Near the historic towns of Yellow Springs and Clifton is the gorge of the Little Miami River.
The Little Miami has carved a two mile gorge in the hard dolomite limestone. Bounded by Clifton on the east(upstream) and the John Bryan park entrance on the west(downstream), the river is at its narrowest just below Clifton. This is the location where the frontiersman, Cornelius Darnell, a compatriot of Daniel Boone and Simon Kenton is said to have leaped the Little Miami while escaping the Indians who in fact captured Boone. The leap is around 18 feet and occasionally has been attempted by those who shouldn’t. The gorge was designated a national natural landmark in 1968. Its microclimate allows certain indigenous plants and some Canadian plants to survive in this Midwestern area. The easiest odd plants to recognize are the Canadian Hemlock and Northern White Cedar. The cliffs are from 20 to 60 feet high and are sustained along your hike. At the John Bryan entrance, the gorge is somewhat wider and narrows as you hike eastward. The bottom of the gorge contains large black walnut, ash, sugar maple, sycamore (Platinus sp), red oak, black oak, white oak, chinquapin oak, beech, hickory, hop-hornbeam and black cherry trees as well as the aforementioned hemlock and white cedar. As you hike along, it is amazing that you see only the river and the forest- no houses. This is quite amazing for such a densely populated area as is greater Dayton. There was climbing here until the mid 1980s when the State of Ohio decided that the upper gorge was to be off limits to climbers, this unfortunate big government decision brought climbers together and we were able to get the state to agree to about four top roping stations nearer to the John Bryan park entrance. From the 1960s through the 1980’s many good climbers came through Clifton Gorge. Prominent among these were John Markwell of the Gendarme at Seneca and Jim and Jason Karn who participated in many competitions. I remember Mike Johnson as being the resident local.
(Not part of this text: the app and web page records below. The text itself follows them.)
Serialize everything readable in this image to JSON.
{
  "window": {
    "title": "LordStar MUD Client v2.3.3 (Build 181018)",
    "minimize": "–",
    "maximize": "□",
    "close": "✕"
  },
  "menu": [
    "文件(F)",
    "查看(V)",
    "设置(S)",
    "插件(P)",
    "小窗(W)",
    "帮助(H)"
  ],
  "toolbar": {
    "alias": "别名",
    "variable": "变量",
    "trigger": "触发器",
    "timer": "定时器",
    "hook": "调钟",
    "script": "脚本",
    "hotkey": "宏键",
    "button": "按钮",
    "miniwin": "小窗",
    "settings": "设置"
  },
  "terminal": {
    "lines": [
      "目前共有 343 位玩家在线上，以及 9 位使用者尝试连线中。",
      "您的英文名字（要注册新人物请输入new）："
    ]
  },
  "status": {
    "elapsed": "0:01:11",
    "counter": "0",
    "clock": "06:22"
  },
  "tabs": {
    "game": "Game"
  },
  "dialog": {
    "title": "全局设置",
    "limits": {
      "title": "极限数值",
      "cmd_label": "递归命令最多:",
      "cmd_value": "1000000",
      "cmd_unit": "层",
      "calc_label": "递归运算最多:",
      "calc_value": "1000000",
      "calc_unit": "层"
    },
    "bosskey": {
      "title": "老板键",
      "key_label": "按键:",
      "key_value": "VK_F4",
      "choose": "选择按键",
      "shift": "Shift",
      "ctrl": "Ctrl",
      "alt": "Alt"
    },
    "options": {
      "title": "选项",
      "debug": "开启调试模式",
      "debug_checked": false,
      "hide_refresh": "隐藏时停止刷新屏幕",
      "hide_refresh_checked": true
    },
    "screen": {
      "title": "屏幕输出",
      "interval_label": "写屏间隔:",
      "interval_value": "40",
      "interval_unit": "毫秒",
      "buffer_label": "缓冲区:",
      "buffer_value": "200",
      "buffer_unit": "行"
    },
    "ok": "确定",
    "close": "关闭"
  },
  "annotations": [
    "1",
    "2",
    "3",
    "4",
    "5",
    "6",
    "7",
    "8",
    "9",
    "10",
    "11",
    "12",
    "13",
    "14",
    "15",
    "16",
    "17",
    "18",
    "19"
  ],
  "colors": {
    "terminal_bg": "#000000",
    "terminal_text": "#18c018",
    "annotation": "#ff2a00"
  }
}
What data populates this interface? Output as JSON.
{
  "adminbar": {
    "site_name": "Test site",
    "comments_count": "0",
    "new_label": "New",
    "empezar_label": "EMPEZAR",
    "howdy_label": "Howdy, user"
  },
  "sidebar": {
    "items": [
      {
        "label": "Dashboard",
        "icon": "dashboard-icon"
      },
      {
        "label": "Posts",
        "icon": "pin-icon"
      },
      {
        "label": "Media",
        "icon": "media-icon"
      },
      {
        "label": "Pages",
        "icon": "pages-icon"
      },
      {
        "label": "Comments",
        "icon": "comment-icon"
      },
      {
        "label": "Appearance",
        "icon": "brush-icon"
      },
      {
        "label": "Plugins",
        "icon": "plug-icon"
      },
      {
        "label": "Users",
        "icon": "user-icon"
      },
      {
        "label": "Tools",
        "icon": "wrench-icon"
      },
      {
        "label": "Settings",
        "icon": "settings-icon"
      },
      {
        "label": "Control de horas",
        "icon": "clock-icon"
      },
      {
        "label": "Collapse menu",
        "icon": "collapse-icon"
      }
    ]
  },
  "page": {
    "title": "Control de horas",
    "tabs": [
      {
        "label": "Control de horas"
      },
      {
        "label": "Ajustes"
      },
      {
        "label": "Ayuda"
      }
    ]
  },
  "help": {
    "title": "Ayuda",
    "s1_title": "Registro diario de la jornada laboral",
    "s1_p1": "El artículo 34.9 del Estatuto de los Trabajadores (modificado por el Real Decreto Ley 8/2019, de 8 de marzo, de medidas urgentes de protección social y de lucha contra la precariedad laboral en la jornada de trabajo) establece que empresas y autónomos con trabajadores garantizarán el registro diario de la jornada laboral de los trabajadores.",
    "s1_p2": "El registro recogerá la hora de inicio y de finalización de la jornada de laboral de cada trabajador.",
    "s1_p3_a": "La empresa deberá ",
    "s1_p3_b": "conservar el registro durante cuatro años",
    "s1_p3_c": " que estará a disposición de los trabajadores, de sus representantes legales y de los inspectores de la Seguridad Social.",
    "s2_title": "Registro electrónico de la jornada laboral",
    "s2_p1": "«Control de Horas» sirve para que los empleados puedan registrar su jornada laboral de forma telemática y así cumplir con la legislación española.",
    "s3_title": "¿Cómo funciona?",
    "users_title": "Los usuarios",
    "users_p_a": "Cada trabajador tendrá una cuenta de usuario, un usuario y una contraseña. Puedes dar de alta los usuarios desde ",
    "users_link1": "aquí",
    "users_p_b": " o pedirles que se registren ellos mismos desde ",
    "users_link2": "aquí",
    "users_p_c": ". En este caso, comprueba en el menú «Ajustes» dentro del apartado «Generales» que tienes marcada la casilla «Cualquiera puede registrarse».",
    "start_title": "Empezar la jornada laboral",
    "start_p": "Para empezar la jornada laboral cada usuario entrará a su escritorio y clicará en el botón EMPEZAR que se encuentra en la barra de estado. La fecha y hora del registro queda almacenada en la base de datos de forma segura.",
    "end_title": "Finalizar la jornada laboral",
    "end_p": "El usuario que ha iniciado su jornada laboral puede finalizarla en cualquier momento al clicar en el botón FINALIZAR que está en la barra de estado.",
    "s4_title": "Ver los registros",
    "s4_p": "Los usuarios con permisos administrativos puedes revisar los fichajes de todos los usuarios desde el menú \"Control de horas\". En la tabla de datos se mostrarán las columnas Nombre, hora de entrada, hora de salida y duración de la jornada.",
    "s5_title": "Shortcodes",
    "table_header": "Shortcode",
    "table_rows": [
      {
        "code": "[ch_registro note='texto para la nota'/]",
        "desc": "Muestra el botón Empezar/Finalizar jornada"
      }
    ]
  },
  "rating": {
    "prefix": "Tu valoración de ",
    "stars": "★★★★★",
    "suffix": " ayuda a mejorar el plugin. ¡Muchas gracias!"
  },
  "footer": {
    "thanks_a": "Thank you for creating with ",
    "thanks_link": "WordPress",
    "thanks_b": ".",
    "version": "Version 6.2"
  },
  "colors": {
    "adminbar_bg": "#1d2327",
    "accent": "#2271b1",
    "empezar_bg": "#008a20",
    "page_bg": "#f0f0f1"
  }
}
How to Get there.Located between Yellow Springs and Clifton, the easiest access is off State Route 343 within sight of Clifton. One parks in the Bear's Den Parking lot maintained by the Ohio Department of Natural Resources on the south side of Ohio State Route 343.
U.S. Route 68, a north-south highway between Xenia and Springfield Ohio will take you past Yellow Springs and is within a mile of the gorge at its closest. Approach from Dayton: Leave I-675 at exit 23 and travel east on Fairfield-Yellow Springs Road 6-7 miles. Travel east on Ohio SR 343 east 2.5 miles to the Bear's Den. Approach from Cincinnati: Travel north on I-75 till the I-675 interchange then travel north 23 miles to
exit 23 and finish as in the Dayton approach. Approach from Columbus: Travel west on I-70 till reaching the US Route 68 exit in Springfield. Turn south on US 68 with Springfield in the rear-view mirror. Travel about 12 miles to Yellow Springs and finish as before by traveling 2.5 miles east on Ohio 343 parking at the Bear’s Den lot.
Red TapeOne must stay on the designated trails because this is a National Natural Landmark. Of course collecting plants is not allowed. Pets are not admitted on the paths. You can climb and rappel a several designated areas that you approach from the upper path on the north side of the river.Rock Climbing and Rappelling
A rock climbing and rappelling area has been established within the park. Please stop at the park office to register for an available site. Organized groups may reserve the rappelling site by calling the park office at (937) 767-1274.
When to climbClifton Gorge may be climbed at any time of year. Remember that the dolomite does not give the best friction.
CampingCamping is possible at John Bryan State Park at the west end of the park. This is the area nearer the designated climbing areas which one approaches by taking the upper trail on the north side of the river. Campers may reserve camping sites by calling the park office at (937) 767-1274. John Bryan Park website: